they might stay under the protection of the Spanish flag; and indeed their ship if she should be sold out of their possession into honest hands or leave all her armament and munitions of wra, laying aise all pretenseions to being a war vessel or a privateer of the so-called Confederate States or of anybody else, returning really and honestly to her former condition of a merchant steamer, might perhaps be liable to capture by the Navy of the United States but she might then be repaired in Cadiz without contravening the royal decree of June 17. But the necessary condition of this would be that she should never again go out of a Spanish port as a privateer or armed vessel in any sense.
Much conversation took place at this interview, not directly refering to this subject, upon the state of the question between the United States and England upon the condition of the armed conflict in the interior of the United States upon the poisition of the United States in the question of San Domingo and the general disposition of that Government toward Spain and of Sapin toward the United States.
As I arose to go I said, "Well, to return to our matter of the corsair steamer it would indeed be sad if two Governments so sincerely desirous to maintain good relations as the United States and Spain should not be able to undertand each other practically on such a question as whether the Sumter should be repaired in a Spanish port or not. "

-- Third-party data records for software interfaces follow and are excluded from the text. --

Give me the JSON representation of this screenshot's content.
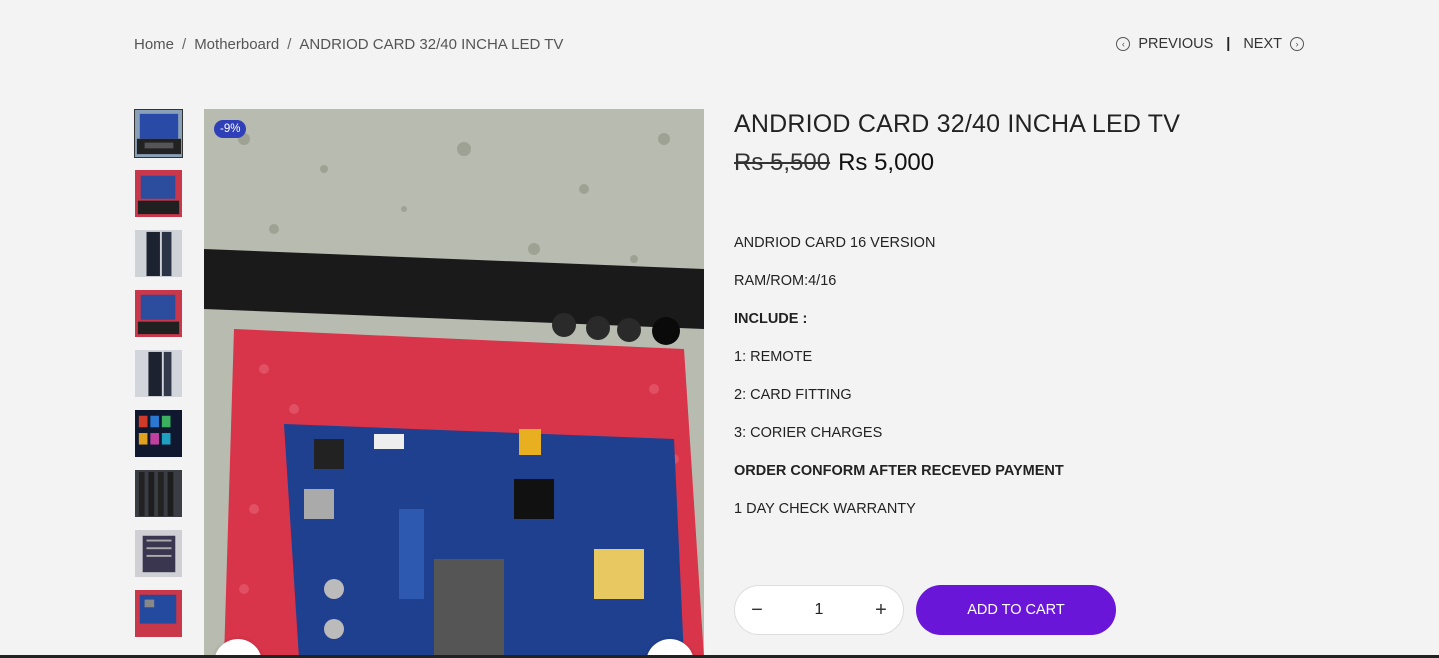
{
  "breadcrumb": {
    "home": "Home",
    "category": "Motherboard",
    "current": "ANDRIOD CARD 32/40 INCHA LED TV"
  },
  "pager": {
    "previous": "PREVIOUS",
    "divider": "|",
    "next": "NEXT"
  },
  "product": {
    "badge": "-9%",
    "title": "ANDRIOD CARD 32/40 INCHA LED TV",
    "old_price": "Rs 5,500",
    "new_price": "Rs 5,000",
    "description": [
      "ANDRIOD CARD 16 VERSION",
      "RAM/ROM:4/16",
      "INCLUDE :",
      "1: REMOTE",
      "2: CARD FITTING",
      "3: CORIER CHARGES",
      "ORDER CONFORM AFTER RECEVED PAYMENT",
      "1 DAY CHECK WARRANTY"
    ],
    "quantity": "1",
    "add_to_cart": "ADD TO CART"
  },
  "colors": {
    "accent": "#6a16d9",
    "badge": "#2f3fb7",
    "background": "#f3f3f3"
  },
  "icons": {
    "previous": "chevron-left-circle-icon",
    "next": "chevron-right-circle-icon",
    "minus": "minus-icon",
    "plus": "plus-icon"
  }
}
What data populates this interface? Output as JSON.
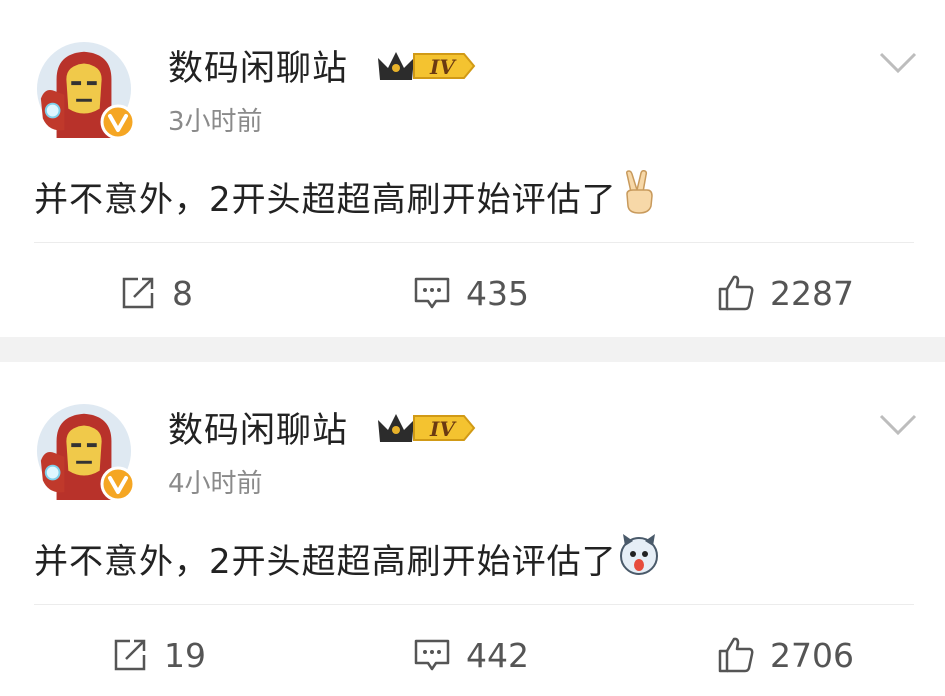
{
  "posts": [
    {
      "author": "数码闲聊站",
      "level_badge": "IV",
      "time": "3小时前",
      "text": "并不意外，2开头超超高刷开始评估了",
      "emoji": "victory-hand-emoji",
      "reposts": "8",
      "comments": "435",
      "likes": "2287"
    },
    {
      "author": "数码闲聊站",
      "level_badge": "IV",
      "time": "4小时前",
      "text": "并不意外，2开头超超高刷开始评估了",
      "emoji": "husky-dog-emoji",
      "reposts": "19",
      "comments": "442",
      "likes": "2706"
    }
  ],
  "icons": {
    "repost": "repost-icon",
    "comment": "comment-icon",
    "like": "like-thumb-icon",
    "more": "chevron-down-icon",
    "verified": "verified-v-badge-icon"
  },
  "colors": {
    "verified_badge": "#f5a623",
    "crown_gold": "#e8b22a",
    "background_gap": "#f2f2f2",
    "secondary_text": "#8a8a8a"
  }
}
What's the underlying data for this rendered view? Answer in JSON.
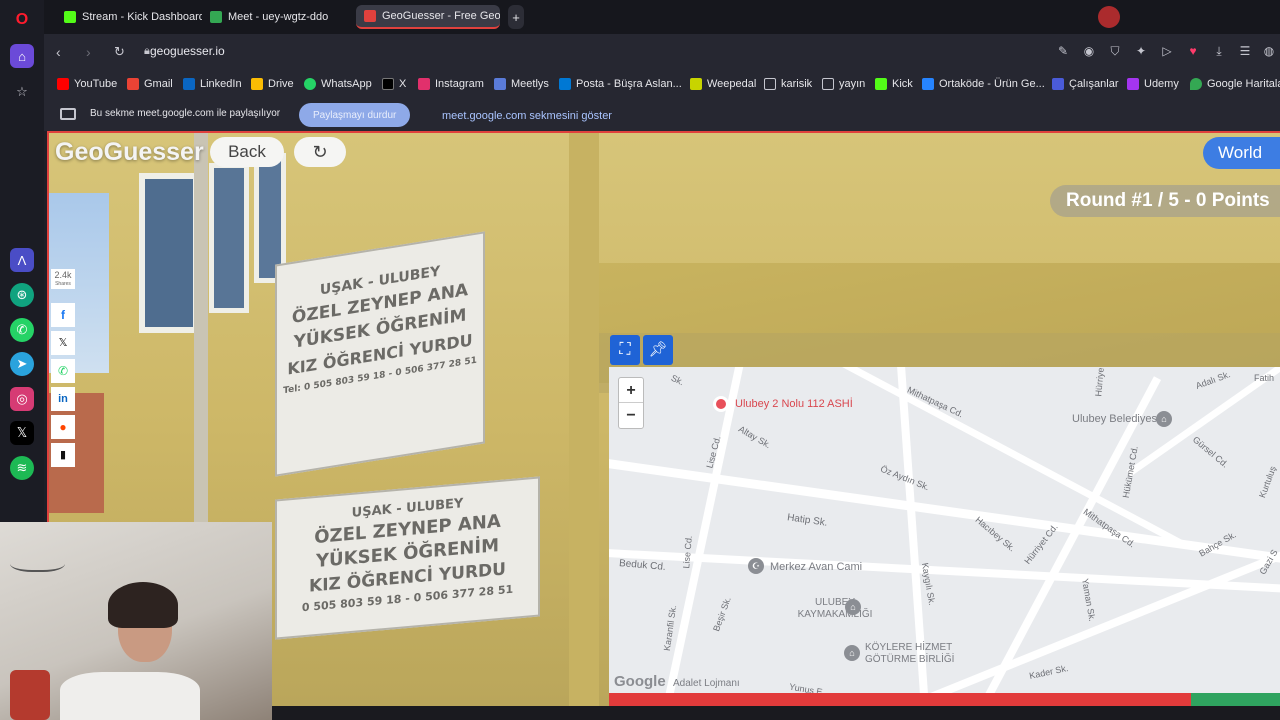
{
  "browser": {
    "tabs": [
      {
        "label": "Stream - Kick Dashboard",
        "active": false,
        "icon": "kick-icon"
      },
      {
        "label": "Meet - uey-wgtz-ddo",
        "active": false,
        "icon": "meet-icon"
      },
      {
        "label": "GeoGuesser - Free GeoG...",
        "active": true,
        "icon": "geoguesser-icon"
      }
    ],
    "url": "geoguesser.io",
    "bookmarks": [
      {
        "label": "YouTube",
        "icon": "youtube-icon",
        "color": "#ff0000"
      },
      {
        "label": "Gmail",
        "icon": "gmail-icon",
        "color": "#ea4335"
      },
      {
        "label": "LinkedIn",
        "icon": "linkedin-icon",
        "color": "#0a66c2"
      },
      {
        "label": "Drive",
        "icon": "drive-icon",
        "color": "#fbbc04"
      },
      {
        "label": "WhatsApp",
        "icon": "whatsapp-icon",
        "color": "#25d366"
      },
      {
        "label": "X",
        "icon": "x-icon",
        "color": "#ffffff"
      },
      {
        "label": "Instagram",
        "icon": "instagram-icon",
        "color": "#e1306c"
      },
      {
        "label": "Meetlys",
        "icon": "meetlys-icon",
        "color": "#5a7bd8"
      },
      {
        "label": "Posta - Büşra Aslan...",
        "icon": "outlook-icon",
        "color": "#0078d4"
      },
      {
        "label": "Weepedal",
        "icon": "weepedal-icon",
        "color": "#c8d400"
      },
      {
        "label": "karisik",
        "icon": "folder-icon",
        "color": "#c5c6cf"
      },
      {
        "label": "yayın",
        "icon": "folder-icon",
        "color": "#c5c6cf"
      },
      {
        "label": "Kick",
        "icon": "kick-icon",
        "color": "#53fc18"
      },
      {
        "label": "Ortaköde - Ürün Ge...",
        "icon": "trello-icon",
        "color": "#2684ff"
      },
      {
        "label": "Çalışanlar",
        "icon": "calisanlar-icon",
        "color": "#4a5bd8"
      },
      {
        "label": "Udemy",
        "icon": "udemy-icon",
        "color": "#a435f0"
      },
      {
        "label": "Google Haritalar",
        "icon": "maps-icon",
        "color": "#34a853"
      }
    ],
    "share_bar": {
      "message": "Bu sekme meet.google.com ile paylaşılıyor",
      "stop_label": "Paylaşmayı durdur",
      "show_label": "meet.google.com sekmesini göster"
    }
  },
  "geoguesser": {
    "logo": "GeoGuesser",
    "back_label": "Back",
    "world_label": "World",
    "round_text": "Round #1 / 5 - 0 Points"
  },
  "social": {
    "share_count": "2.4k",
    "share_caption": "Shares"
  },
  "street_view": {
    "sign_top": [
      "UŞAK - ULUBEY",
      "ÖZEL ZEYNEP ANA",
      "YÜKSEK ÖĞRENİM",
      "KIZ ÖĞRENCİ YURDU",
      "Tel: 0 505 803 59 18 - 0 506 377 28 51"
    ],
    "sign_bottom": [
      "UŞAK - ULUBEY",
      "ÖZEL ZEYNEP ANA",
      "YÜKSEK ÖĞRENİM",
      "KIZ ÖĞRENCİ YURDU",
      "0 505 803 59 18 - 0 506 377 28 51"
    ]
  },
  "map": {
    "zoom_in": "+",
    "zoom_out": "−",
    "pin_label": "Ulubey 2 Nolu 112 ASHİ",
    "pois": [
      "Ulubey Belediyesi",
      "Merkez Avan Cami",
      "ULUBEY KAYMAKAMLIĞI",
      "KÖYLERE HİZMET GÖTÜRME BİRLİĞİ",
      "Adalet Lojmanı"
    ],
    "streets": [
      "Mithatpaşa Cd.",
      "Altay Sk.",
      "Lise Cd.",
      "Öz Aydın Sk.",
      "Hatip Sk.",
      "Beduk Cd.",
      "Karanfil Sk.",
      "Beşir Sk.",
      "Kaygılı Sk.",
      "Hacıbey Sk.",
      "Hürriyet Cd.",
      "Hükümet Cd.",
      "Mithatpaşa Cd.",
      "Yaman Sk.",
      "Bahçe Sk.",
      "Gürsel Cd.",
      "Adalı Sk.",
      "Kader Sk.",
      "Yunus E...",
      "Lise Cd.",
      "Hürriye",
      "Kurtuluş",
      "Gazi S",
      "Fatih",
      "Sk."
    ],
    "google_label": "Google"
  },
  "colors": {
    "accent_red": "#e0413d",
    "world_blue": "#3d7de3"
  }
}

Mr. Calderon would certainly give me credit personally for the most earnest desire to remove every cause of difficulty or complaint, and it was with this view only I took the course I did in this matter. I was well aware this was for sapin rather an embarrassing question than one of importance, but knowing the feeling of my own Government I could not allow the repairs upon the Sumter to be proceeded with without warning him of the manner in which that course would certainly be regarded at Washington.
He had already seen my telegraphic instructions to the consul at Cadiz, which I hoped would be sufficient; but if not I should feel called upon under my general instructions to solemnly protest against the whole proceeding, reserving for my Government to take such ulterior measures as it might think the case to require when the Pre informed of all the circumstances. Mr. Calderon, however, interrupted me saying that I could not yet protest; that the Government had only ordered a survey of the condition of the Sumter to be made by their officers to see what was her true state; that the papers would not be here until to-day or to-morrow; that the Government in view of all the data whichits authorities should transmit would then consdier the question and he (Mr. Calderon) would then reply to my notes of the 6th and 8th instant; that then I might protest if I shoul see cause but not until then. He (Mr. Calderon) was clear upon one point, that the vessel as a vessel could be repaired, but the subsequent question whether she could again sail from Cadiz as an armed privateer was what must be decided. I immediately assured Mr. Calderon that I was in no haste to do anything except to maintain a perfect good intelligence and the most pleasant relations between this legation and her Majesty's Government.
The manner of the minister throughout this interview was that of a person sincerely desirous to avoid cause of difficulty between the two Governments and the whole interview was marked by a frank and friendly tone on the part of both interlocutors.
On leaving I cordially shook hands with Mr. Calderon hoping that a meas would be found to avoid every casue of complaint. On returning to my house I found the telegram announcing that our consul had